[Exercise requirements]
Your task is to repeat each record verbatim, exactly as it was written.

[Given information]

============================================================

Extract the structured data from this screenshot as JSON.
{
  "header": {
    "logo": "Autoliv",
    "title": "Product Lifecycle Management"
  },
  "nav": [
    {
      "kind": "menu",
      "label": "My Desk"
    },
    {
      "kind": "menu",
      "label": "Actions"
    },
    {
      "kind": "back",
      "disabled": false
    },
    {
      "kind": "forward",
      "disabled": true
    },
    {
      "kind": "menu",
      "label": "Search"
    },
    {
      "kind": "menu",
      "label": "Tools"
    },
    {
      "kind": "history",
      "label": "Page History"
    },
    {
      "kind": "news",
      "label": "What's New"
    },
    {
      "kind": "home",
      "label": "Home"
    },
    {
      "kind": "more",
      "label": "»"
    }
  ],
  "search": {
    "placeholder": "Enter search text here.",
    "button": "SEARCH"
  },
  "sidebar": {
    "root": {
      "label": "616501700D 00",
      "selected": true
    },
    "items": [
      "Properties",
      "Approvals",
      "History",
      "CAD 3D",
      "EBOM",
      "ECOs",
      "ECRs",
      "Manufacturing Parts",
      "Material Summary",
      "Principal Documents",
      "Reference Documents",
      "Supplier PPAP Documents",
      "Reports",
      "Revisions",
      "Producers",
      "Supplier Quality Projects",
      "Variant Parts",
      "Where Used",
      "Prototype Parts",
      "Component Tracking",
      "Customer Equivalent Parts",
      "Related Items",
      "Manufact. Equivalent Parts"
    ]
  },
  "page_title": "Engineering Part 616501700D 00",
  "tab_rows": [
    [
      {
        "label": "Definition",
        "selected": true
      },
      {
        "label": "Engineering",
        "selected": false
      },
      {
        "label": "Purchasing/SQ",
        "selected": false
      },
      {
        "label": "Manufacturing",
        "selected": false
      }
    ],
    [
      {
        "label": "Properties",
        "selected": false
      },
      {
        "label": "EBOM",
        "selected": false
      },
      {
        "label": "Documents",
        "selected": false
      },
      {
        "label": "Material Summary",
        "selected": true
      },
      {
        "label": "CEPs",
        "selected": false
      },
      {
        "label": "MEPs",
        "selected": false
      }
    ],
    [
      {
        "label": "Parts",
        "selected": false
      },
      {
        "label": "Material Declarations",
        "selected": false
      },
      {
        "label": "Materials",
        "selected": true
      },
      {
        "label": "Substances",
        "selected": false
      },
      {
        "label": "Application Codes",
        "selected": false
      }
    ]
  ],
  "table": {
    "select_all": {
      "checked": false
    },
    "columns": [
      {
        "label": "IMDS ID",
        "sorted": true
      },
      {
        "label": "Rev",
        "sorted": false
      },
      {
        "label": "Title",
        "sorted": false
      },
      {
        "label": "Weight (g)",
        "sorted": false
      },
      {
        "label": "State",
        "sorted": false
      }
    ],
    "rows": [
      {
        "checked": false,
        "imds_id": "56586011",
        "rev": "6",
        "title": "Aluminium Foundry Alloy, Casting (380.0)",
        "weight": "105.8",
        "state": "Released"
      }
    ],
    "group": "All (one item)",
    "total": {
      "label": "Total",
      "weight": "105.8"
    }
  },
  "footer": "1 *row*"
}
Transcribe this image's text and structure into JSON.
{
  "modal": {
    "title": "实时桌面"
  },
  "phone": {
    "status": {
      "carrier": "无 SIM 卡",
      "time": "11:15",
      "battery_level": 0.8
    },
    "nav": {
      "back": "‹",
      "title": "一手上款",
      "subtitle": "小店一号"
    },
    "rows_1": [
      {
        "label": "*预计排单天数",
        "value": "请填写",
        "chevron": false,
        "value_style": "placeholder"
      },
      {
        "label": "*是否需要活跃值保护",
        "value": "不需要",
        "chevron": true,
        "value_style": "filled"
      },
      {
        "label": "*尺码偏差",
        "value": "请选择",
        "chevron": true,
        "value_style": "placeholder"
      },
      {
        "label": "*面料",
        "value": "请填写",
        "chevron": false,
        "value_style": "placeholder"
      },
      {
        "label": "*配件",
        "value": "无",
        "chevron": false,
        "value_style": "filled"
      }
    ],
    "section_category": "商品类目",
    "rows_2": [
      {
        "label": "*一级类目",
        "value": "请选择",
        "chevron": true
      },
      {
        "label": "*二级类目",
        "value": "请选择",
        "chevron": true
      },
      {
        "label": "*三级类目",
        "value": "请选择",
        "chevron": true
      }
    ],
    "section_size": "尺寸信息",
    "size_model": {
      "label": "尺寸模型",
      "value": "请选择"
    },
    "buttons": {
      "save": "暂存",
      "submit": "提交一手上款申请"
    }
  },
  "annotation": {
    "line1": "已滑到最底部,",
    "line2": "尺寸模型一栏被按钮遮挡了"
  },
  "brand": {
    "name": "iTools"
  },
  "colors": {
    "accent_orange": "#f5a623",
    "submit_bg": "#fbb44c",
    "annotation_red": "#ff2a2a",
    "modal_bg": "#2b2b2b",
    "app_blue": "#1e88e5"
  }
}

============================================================

[Solution for this exercise]
Extract the structured data from this screenshot as JSON.
{
  "header": {
    "logo": "Autoliv",
    "title": "Product Lifecycle Management"
  },
  "nav": [
    {
      "kind": "menu",
      "label": "My Desk"
    },
    {
      "kind": "menu",
      "label": "Actions"
    },
    {
      "kind": "back",
      "disabled": false
    },
    {
      "kind": "forward",
      "disabled": true
    },
    {
      "kind": "menu",
      "label": "Search"
    },
    {
      "kind": "menu",
      "label": "Tools"
    },
    {
      "kind": "history",
      "label": "Page History"
    },
    {
      "kind": "news",
      "label": "What's New"
    },
    {
      "kind": "home",
      "label": "Home"
    },
    {
      "kind": "more",
      "label": "»"
    }
  ],
  "search": {
    "placeholder": "Enter search text here.",
    "button": "SEARCH"
  },
  "sidebar": {
    "root": {
      "label": "616501700D 00",
      "selected": true
    },
    "items": [
      "Properties",
      "Approvals",
      "History",
      "CAD 3D",
      "EBOM",
      "ECOs",
      "ECRs",
      "Manufacturing Parts",
      "Material Summary",
      "Principal Documents",
      "Reference Documents",
      "Supplier PPAP Documents",
      "Reports",
      "Revisions",
      "Producers",
      "Supplier Quality Projects",
      "Variant Parts",
      "Where Used",
      "Prototype Parts",
      "Component Tracking",
      "Customer Equivalent Parts",
      "Related Items",
      "Manufact. Equivalent Parts"
    ]
  },
  "page_title": "Engineering Part 616501700D 00",
  "tab_rows": [
    [
      {
        "label": "Definition",
        "selected": true
      },
      {
        "label": "Engineering",
        "selected": false
      },
      {
        "label": "Purchasing/SQ",
        "selected": false
      },
      {
        "label": "Manufacturing",
        "selected": false
      }
    ],
    [
      {
        "label": "Properties",
        "selected": false
      },
      {
        "label": "EBOM",
        "selected": false
      },
      {
        "label": "Documents",
        "selected": false
      },
      {
        "label": "Material Summary",
        "selected": true
      },
      {
        "label": "CEPs",
        "selected": false
      },
      {
        "label": "MEPs",
        "selected": false
      }
    ],
    [
      {
        "label": "Parts",
        "selected": false
      },
      {
        "label": "Material Declarations",
        "selected": false
      },
      {
        "label": "Materials",
        "selected": true
      },
      {
        "label": "Substances",
        "selected": false
      },
      {
        "label": "Application Codes",
        "selected": false
      }
    ]
  ],
  "table": {
    "select_all": {
      "checked": false
    },
    "columns": [
      {
        "label": "IMDS ID",
        "sorted": true
      },
      {
        "label": "Rev",
        "sorted": false
      },
      {
        "label": "Title",
        "sorted": false
      },
      {
        "label": "Weight (g)",
        "sorted": false
      },
      {
        "label": "State",
        "sorted": false
      }
    ],
    "rows": [
      {
        "checked": false,
        "imds_id": "56586011",
        "rev": "6",
        "title": "Aluminium Foundry Alloy, Casting (380.0)",
        "weight": "105.8",
        "state": "Released"
      }
    ],
    "group": "All (one item)",
    "total": {
      "label": "Total",
      "weight": "105.8"
    }
  },
  "footer": "1 *row*"
}
Transcribe this image's text and structure into JSON.
{
  "modal": {
    "title": "实时桌面"
  },
  "phone": {
    "status": {
      "carrier": "无 SIM 卡",
      "time": "11:15",
      "battery_level": 0.8
    },
    "nav": {
      "back": "‹",
      "title": "一手上款",
      "subtitle": "小店一号"
    },
    "rows_1": [
      {
        "label": "*预计排单天数",
        "value": "请填写",
        "chevron": false,
        "value_style": "placeholder"
      },
      {
        "label": "*是否需要活跃值保护",
        "value": "不需要",
        "chevron": true,
        "value_style": "filled"
      },
      {
        "label": "*尺码偏差",
        "value": "请选择",
        "chevron": true,
        "value_style": "placeholder"
      },
      {
        "label": "*面料",
        "value": "请填写",
        "chevron": false,
        "value_style": "placeholder"
      },
      {
        "label": "*配件",
        "value": "无",
        "chevron": false,
        "value_style": "filled"
      }
    ],
    "section_category": "商品类目",
    "rows_2": [
      {
        "label": "*一级类目",
        "value": "请选择",
        "chevron": true
      },
      {
        "label": "*二级类目",
        "value": "请选择",
        "chevron": true
      },
      {
        "label": "*三级类目",
        "value": "请选择",
        "chevron": true
      }
    ],
    "section_size": "尺寸信息",
    "size_model": {
      "label": "尺寸模型",
      "value": "请选择"
    },
    "buttons": {
      "save": "暂存",
      "submit": "提交一手上款申请"
    }
  },
  "annotation": {
    "line1": "已滑到最底部,",
    "line2": "尺寸模型一栏被按钮遮挡了"
  },
  "brand": {
    "name": "iTools"
  },
  "colors": {
    "accent_orange": "#f5a623",
    "submit_bg": "#fbb44c",
    "annotation_red": "#ff2a2a",
    "modal_bg": "#2b2b2b",
    "app_blue": "#1e88e5"
  }
}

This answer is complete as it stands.